Immunoprecipitation of HLA molecules is followed by peptide extraction and identification using capillary HPLC and mass spectrometry. Further data analysis is used to identify tumor specific peptides. © Department of Immunology
The HLA ligandomics Core Facility in Tübingen serves DKTK members as a core facility for the analysis and characterization of HLA presented peptides enabling the identification and informed selection of T cell antigens for immunotherapeutic applications. Our longstanding expertise in the field of HLA ligandome analysis led to the development of standardized MHC peptide extraction protocols as well as data processing and quality control pipelines which allow for efficient and reproducible analysis of HLA presented immunopeptidomes (Fig. 1).
The core facility comprises two Orbitrap LC-MS/MS systems ideally suited for the fast and sensitive analysis of HLA derived peptidomes.

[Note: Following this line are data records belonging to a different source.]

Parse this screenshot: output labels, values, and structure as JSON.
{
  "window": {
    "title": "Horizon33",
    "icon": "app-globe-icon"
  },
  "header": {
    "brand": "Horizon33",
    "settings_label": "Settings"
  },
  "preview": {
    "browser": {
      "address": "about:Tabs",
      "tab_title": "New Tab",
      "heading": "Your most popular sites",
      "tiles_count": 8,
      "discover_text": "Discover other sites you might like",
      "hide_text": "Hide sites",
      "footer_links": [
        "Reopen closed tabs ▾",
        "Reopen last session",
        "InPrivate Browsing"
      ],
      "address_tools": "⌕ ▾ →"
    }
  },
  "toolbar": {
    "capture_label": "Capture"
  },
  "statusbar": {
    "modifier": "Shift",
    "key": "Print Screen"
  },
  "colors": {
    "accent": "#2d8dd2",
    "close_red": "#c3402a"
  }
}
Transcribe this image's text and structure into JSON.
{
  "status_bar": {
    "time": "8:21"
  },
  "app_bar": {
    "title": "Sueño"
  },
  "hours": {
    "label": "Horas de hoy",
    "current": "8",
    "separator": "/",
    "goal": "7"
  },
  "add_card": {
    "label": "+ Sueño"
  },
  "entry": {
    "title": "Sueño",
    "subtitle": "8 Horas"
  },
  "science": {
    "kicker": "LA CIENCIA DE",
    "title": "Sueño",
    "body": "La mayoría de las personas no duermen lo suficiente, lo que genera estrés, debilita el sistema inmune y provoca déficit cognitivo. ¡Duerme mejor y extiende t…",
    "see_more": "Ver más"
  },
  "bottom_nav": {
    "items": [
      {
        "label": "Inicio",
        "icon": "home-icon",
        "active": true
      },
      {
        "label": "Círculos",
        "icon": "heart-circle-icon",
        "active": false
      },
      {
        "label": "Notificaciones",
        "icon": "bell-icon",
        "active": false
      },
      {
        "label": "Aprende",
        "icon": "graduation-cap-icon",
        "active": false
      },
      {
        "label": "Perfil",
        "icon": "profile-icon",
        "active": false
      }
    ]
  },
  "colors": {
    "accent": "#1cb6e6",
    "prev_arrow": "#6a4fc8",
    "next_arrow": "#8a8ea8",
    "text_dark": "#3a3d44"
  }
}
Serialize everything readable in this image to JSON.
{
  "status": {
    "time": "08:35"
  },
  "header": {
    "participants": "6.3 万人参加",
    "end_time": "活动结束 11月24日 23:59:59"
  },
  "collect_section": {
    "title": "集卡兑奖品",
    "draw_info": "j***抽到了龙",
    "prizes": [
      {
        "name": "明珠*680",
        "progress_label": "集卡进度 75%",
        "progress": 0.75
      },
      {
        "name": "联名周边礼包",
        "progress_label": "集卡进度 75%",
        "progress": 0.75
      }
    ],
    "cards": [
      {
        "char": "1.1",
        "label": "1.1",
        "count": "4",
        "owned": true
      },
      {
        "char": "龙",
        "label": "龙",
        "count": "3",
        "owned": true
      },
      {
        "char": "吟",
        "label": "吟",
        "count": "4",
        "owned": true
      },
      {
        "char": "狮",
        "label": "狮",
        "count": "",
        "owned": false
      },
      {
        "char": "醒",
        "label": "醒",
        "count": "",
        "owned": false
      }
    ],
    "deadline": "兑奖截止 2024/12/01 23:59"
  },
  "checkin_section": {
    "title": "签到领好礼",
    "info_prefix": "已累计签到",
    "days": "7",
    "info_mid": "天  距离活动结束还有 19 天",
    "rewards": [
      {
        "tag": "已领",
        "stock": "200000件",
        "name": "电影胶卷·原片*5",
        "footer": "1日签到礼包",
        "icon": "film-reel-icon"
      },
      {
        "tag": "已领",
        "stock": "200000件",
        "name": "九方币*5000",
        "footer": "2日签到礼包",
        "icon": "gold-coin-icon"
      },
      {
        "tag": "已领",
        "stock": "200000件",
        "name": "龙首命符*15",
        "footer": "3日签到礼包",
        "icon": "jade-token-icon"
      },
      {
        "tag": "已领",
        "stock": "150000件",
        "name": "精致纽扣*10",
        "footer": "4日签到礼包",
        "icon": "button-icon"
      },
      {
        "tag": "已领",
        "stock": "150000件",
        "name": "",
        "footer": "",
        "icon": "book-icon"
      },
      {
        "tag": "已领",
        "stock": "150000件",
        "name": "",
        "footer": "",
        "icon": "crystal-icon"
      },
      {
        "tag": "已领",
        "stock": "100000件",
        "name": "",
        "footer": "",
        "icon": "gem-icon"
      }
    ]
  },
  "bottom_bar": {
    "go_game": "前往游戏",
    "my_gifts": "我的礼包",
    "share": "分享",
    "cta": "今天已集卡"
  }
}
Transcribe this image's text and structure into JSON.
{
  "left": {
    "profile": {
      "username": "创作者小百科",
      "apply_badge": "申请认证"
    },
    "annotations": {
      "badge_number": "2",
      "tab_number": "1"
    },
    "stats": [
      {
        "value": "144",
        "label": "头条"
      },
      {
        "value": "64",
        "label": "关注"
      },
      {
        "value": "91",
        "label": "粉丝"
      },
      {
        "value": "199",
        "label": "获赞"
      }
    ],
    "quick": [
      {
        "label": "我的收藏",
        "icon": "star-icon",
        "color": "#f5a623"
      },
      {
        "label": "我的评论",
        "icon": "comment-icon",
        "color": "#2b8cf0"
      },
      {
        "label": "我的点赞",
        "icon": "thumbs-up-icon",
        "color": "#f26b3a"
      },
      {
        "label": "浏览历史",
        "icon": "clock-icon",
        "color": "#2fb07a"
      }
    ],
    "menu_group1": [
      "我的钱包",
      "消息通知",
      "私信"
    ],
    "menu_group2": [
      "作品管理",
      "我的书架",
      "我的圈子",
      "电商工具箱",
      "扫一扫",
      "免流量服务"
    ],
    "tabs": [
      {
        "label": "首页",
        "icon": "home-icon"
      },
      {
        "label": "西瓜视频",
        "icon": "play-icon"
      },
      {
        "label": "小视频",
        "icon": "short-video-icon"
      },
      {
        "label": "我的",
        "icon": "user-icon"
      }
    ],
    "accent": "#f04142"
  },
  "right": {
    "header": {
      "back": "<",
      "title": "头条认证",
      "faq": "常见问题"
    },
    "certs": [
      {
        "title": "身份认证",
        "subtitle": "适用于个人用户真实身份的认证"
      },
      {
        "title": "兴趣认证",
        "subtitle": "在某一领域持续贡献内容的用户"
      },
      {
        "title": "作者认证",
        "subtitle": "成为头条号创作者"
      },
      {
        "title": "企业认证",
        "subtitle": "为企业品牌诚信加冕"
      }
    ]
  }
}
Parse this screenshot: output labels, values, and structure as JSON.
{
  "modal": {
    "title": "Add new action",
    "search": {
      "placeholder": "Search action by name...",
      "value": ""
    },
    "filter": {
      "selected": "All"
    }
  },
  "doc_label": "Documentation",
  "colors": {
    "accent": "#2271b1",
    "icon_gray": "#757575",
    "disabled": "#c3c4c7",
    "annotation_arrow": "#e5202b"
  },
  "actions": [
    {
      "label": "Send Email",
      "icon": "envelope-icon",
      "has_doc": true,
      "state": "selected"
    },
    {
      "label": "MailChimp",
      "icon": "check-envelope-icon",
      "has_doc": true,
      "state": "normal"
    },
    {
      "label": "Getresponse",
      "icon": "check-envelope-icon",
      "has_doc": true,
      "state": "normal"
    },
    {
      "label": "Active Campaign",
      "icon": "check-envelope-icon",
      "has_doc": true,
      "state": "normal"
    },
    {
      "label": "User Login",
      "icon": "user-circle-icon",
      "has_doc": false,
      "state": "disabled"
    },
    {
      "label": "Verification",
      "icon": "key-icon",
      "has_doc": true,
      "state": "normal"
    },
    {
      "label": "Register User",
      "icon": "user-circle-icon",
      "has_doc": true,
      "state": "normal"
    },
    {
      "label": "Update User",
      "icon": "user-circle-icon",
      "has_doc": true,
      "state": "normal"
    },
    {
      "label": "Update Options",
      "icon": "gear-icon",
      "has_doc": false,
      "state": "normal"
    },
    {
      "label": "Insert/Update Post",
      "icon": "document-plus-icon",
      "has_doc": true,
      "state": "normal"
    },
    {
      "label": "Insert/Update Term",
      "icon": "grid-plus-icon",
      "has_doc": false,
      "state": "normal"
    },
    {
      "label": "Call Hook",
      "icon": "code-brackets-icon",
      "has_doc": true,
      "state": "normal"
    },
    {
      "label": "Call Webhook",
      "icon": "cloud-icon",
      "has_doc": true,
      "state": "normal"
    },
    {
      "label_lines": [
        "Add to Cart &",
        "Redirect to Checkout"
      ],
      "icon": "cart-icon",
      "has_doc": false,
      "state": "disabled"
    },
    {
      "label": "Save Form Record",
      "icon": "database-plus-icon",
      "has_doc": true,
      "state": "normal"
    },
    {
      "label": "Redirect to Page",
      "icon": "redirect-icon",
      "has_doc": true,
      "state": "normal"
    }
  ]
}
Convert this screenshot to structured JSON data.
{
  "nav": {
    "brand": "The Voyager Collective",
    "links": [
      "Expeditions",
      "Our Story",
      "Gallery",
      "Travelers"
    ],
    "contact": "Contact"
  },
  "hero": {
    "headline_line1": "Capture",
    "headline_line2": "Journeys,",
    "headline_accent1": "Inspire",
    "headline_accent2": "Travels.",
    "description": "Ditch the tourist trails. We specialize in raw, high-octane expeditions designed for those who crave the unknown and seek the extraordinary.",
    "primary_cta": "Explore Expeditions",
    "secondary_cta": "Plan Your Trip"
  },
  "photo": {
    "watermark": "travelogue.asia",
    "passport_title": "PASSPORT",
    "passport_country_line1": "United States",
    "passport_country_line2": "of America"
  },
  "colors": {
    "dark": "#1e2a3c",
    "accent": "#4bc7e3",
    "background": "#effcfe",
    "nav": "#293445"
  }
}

In addition to a robust LTQ Orbitrap XL system - our laboratory is equipped with the latest Orbitrap Fusion LumosTM Tribrid mass spectrometer (Fig. 2) providing fast and sensitive analysis of HLA ligandomes from minute amounts of starting material. In addition to our flexible data processing pipeline, an in-house database comprising over 100,000 different HLA ligands from different tumor entities and a range of normal tissues may be interrogated for the confident identification of tumor antigens.
TUMAPs can be synthesized under GMP conditions individually for each patient and provided for vaccination studies - “from bench to bedside”.
Technology Expertise Network: Immune Monitoring
The Immunomonitoring group is located at the Department of Immunology of the University of Tübingen. Our long-term focus is to investigate adaptive immune responses in cancer patients. Subsets of T cells are obtained from the blood or tumor tissues of patients and studied at phenotypical and functional levels. We furthermore investigate various other immune cell subsets, which interact with human tumors. Our specific expertise is the assessment of tumor antigen-specific T cells responses, also during immunotherapy, e.g. multipeptide-based personalized vaccination.
We are a founding member and co-organiser of the Cancer Immunotherapy Immunoguiding Program (CIP/CIMT) which was initiated in 2005. The aim of this international working group is to improve the comparability and sensitivity of established techniques applied for immunomonitoring, to promote the development of complementary tools, and to contribute to progress in the field.
Key methods and technologies
- Multiparameter flow cytometry- Elispot
- Bead-based cytokine measurement
- Assessment of antigen-specific cytotoxicity (VITAL, XCelligence, …)
- T cell priming, culture (also TILs), sorting and cloning
- In general, assessment of antigen-specific CD4 and CD8 T cells
Main monitoring activities (in cooperation with various national and international cooperation partners):
- Characterization of T-cell epitopes derived from newly-identified tumor associated antigens
- Effect of standard therapies on the immune system of cancer patients
- Immune monitoring of peptide-based vaccination studies
- Development of new adjuvants
- Assay development: Establish, optimize, standardize and validate immunoassays